Work required:
When you copy the material below, keep every line exact and leave each picture out.

─── Records for this task

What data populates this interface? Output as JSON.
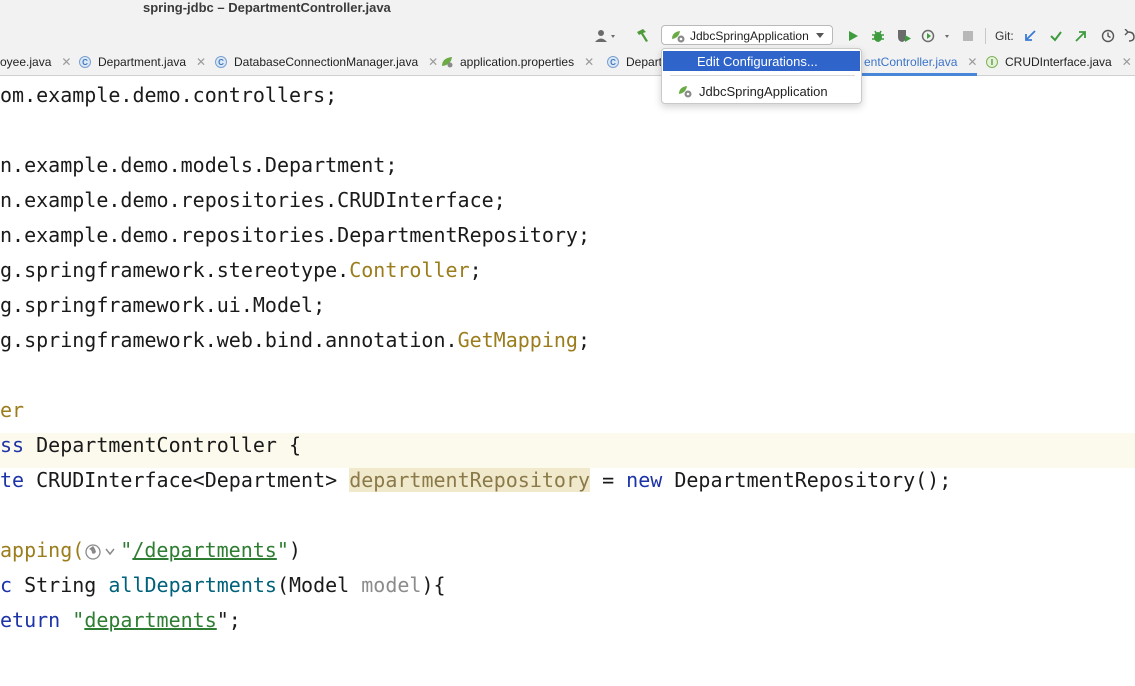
{
  "window": {
    "title": "spring-jdbc – DepartmentController.java"
  },
  "toolbar": {
    "run_config": "JdbcSpringApplication",
    "git_label": "Git:"
  },
  "tabs": [
    {
      "label": "oyee.java",
      "icon": "class-c-icon"
    },
    {
      "label": "Department.java",
      "icon": "class-c-icon"
    },
    {
      "label": "DatabaseConnectionManager.java",
      "icon": "class-c-icon"
    },
    {
      "label": "application.properties",
      "icon": "spring-leaf-icon"
    },
    {
      "label": "Departr",
      "icon": "class-c-icon"
    },
    {
      "label": "entController.java",
      "icon": "class-c-icon",
      "active": true
    },
    {
      "label": "CRUDInterface.java",
      "icon": "interface-i-icon"
    }
  ],
  "dropdown": {
    "items": [
      {
        "label": "Edit Configurations...",
        "selected": true
      },
      {
        "label": "JdbcSpringApplication",
        "selected": false
      }
    ]
  },
  "code": {
    "l1_a": "om.example.demo.controllers;",
    "l2_a": "n.example.demo.models.Department;",
    "l3_a": "n.example.demo.repositories.CRUDInterface;",
    "l4_a": "n.example.demo.repositories.DepartmentRepository;",
    "l5_a": "g.springframework.stereotype.",
    "l5_b": "Controller",
    "l5_c": ";",
    "l6_a": "g.springframework.ui.Model;",
    "l7_a": "g.springframework.web.bind.annotation.",
    "l7_b": "GetMapping",
    "l7_c": ";",
    "l8_a": "er",
    "l9_a": "ss",
    "l9_b": " DepartmentController {",
    "l10_a": "te",
    "l10_b": " CRUDInterface<Department> ",
    "l10_c": "departmentRepository",
    "l10_d": " = ",
    "l10_e": "new",
    "l10_f": " DepartmentRepository();",
    "l11_a": "apping(",
    "l11_b": "\"",
    "l11_c": "/departments",
    "l11_d": "\"",
    "l11_e": ")",
    "l12_a": "c",
    "l12_b": " String ",
    "l12_c": "allDepartments",
    "l12_d": "(Model ",
    "l12_e": "model",
    "l12_f": "){",
    "l13_a": "eturn",
    "l13_b": " \"",
    "l13_c": "departments",
    "l13_d": "\";"
  },
  "colors": {
    "keyword": "#1d33a8",
    "annotation": "#9b7d1d",
    "string": "#2e7d32",
    "selection": "#2f65ca"
  }
}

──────

Output below:
What data populates this interface? Output as JSON.
{
  "window": {
    "title": "spring-jdbc – DepartmentController.java"
  },
  "toolbar": {
    "run_config": "JdbcSpringApplication",
    "git_label": "Git:"
  },
  "tabs": [
    {
      "label": "oyee.java",
      "icon": "class-c-icon"
    },
    {
      "label": "Department.java",
      "icon": "class-c-icon"
    },
    {
      "label": "DatabaseConnectionManager.java",
      "icon": "class-c-icon"
    },
    {
      "label": "application.properties",
      "icon": "spring-leaf-icon"
    },
    {
      "label": "Departr",
      "icon": "class-c-icon"
    },
    {
      "label": "entController.java",
      "icon": "class-c-icon",
      "active": true
    },
    {
      "label": "CRUDInterface.java",
      "icon": "interface-i-icon"
    }
  ],
  "dropdown": {
    "items": [
      {
        "label": "Edit Configurations...",
        "selected": true
      },
      {
        "label": "JdbcSpringApplication",
        "selected": false
      }
    ]
  },
  "code": {
    "l1_a": "om.example.demo.controllers;",
    "l2_a": "n.example.demo.models.Department;",
    "l3_a": "n.example.demo.repositories.CRUDInterface;",
    "l4_a": "n.example.demo.repositories.DepartmentRepository;",
    "l5_a": "g.springframework.stereotype.",
    "l5_b": "Controller",
    "l5_c": ";",
    "l6_a": "g.springframework.ui.Model;",
    "l7_a": "g.springframework.web.bind.annotation.",
    "l7_b": "GetMapping",
    "l7_c": ";",
    "l8_a": "er",
    "l9_a": "ss",
    "l9_b": " DepartmentController {",
    "l10_a": "te",
    "l10_b": " CRUDInterface<Department> ",
    "l10_c": "departmentRepository",
    "l10_d": " = ",
    "l10_e": "new",
    "l10_f": " DepartmentRepository();",
    "l11_a": "apping(",
    "l11_b": "\"",
    "l11_c": "/departments",
    "l11_d": "\"",
    "l11_e": ")",
    "l12_a": "c",
    "l12_b": " String ",
    "l12_c": "allDepartments",
    "l12_d": "(Model ",
    "l12_e": "model",
    "l12_f": "){",
    "l13_a": "eturn",
    "l13_b": " \"",
    "l13_c": "departments",
    "l13_d": "\";"
  },
  "colors": {
    "keyword": "#1d33a8",
    "annotation": "#9b7d1d",
    "string": "#2e7d32",
    "selection": "#2f65ca"
  }
}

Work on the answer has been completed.